___ Dataset content ___

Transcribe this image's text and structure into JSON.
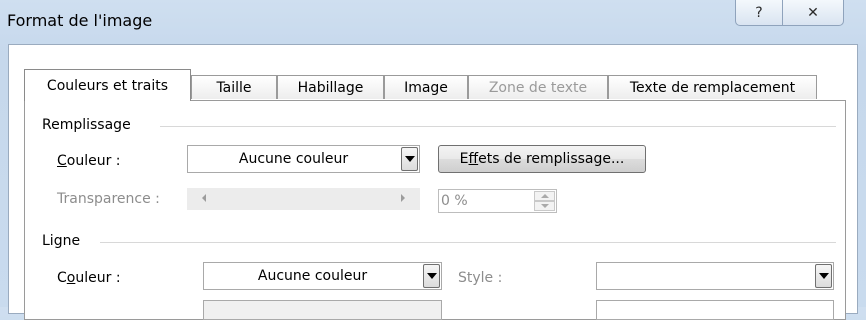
{
  "window": {
    "title": "Format de l'image",
    "help_glyph": "?",
    "close_glyph": "✕"
  },
  "tabs": [
    {
      "label": "Couleurs et traits",
      "active": true,
      "enabled": true
    },
    {
      "label": "Taille",
      "active": false,
      "enabled": true
    },
    {
      "label": "Habillage",
      "active": false,
      "enabled": true
    },
    {
      "label": "Image",
      "active": false,
      "enabled": true
    },
    {
      "label": "Zone de texte",
      "active": false,
      "enabled": false
    },
    {
      "label": "Texte de remplacement",
      "active": false,
      "enabled": true
    }
  ],
  "fill": {
    "section_label": "Remplissage",
    "color_label_prefix": "C",
    "color_label_rest": "ouleur :",
    "color_value": "Aucune couleur",
    "effects_button_prefix": "E",
    "effects_button_accel": "f",
    "effects_button_rest": "fets de remplissage...",
    "transparency_label": "Transparence :",
    "transparency_value": "0 %"
  },
  "line": {
    "section_label": "Ligne",
    "color_label_prefix": "C",
    "color_label_accel": "o",
    "color_label_rest": "uleur :",
    "color_value": "Aucune couleur",
    "style_label": "Style :",
    "style_value": ""
  },
  "colors": {
    "disabled_text": "#8d8d8d",
    "frame_border": "#9aabbf"
  }
}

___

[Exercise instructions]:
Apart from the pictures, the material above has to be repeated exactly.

[Solution]:
Transcribe this image's text and structure into JSON.
{
  "window": {
    "title": "Format de l'image",
    "help_glyph": "?",
    "close_glyph": "✕"
  },
  "tabs": [
    {
      "label": "Couleurs et traits",
      "active": true,
      "enabled": true
    },
    {
      "label": "Taille",
      "active": false,
      "enabled": true
    },
    {
      "label": "Habillage",
      "active": false,
      "enabled": true
    },
    {
      "label": "Image",
      "active": false,
      "enabled": true
    },
    {
      "label": "Zone de texte",
      "active": false,
      "enabled": false
    },
    {
      "label": "Texte de remplacement",
      "active": false,
      "enabled": true
    }
  ],
  "fill": {
    "section_label": "Remplissage",
    "color_label_prefix": "C",
    "color_label_rest": "ouleur :",
    "color_value": "Aucune couleur",
    "effects_button_prefix": "E",
    "effects_button_accel": "f",
    "effects_button_rest": "fets de remplissage...",
    "transparency_label": "Transparence :",
    "transparency_value": "0 %"
  },
  "line": {
    "section_label": "Ligne",
    "color_label_prefix": "C",
    "color_label_accel": "o",
    "color_label_rest": "uleur :",
    "color_value": "Aucune couleur",
    "style_label": "Style :",
    "style_value": ""
  },
  "colors": {
    "disabled_text": "#8d8d8d",
    "frame_border": "#9aabbf"
  }
}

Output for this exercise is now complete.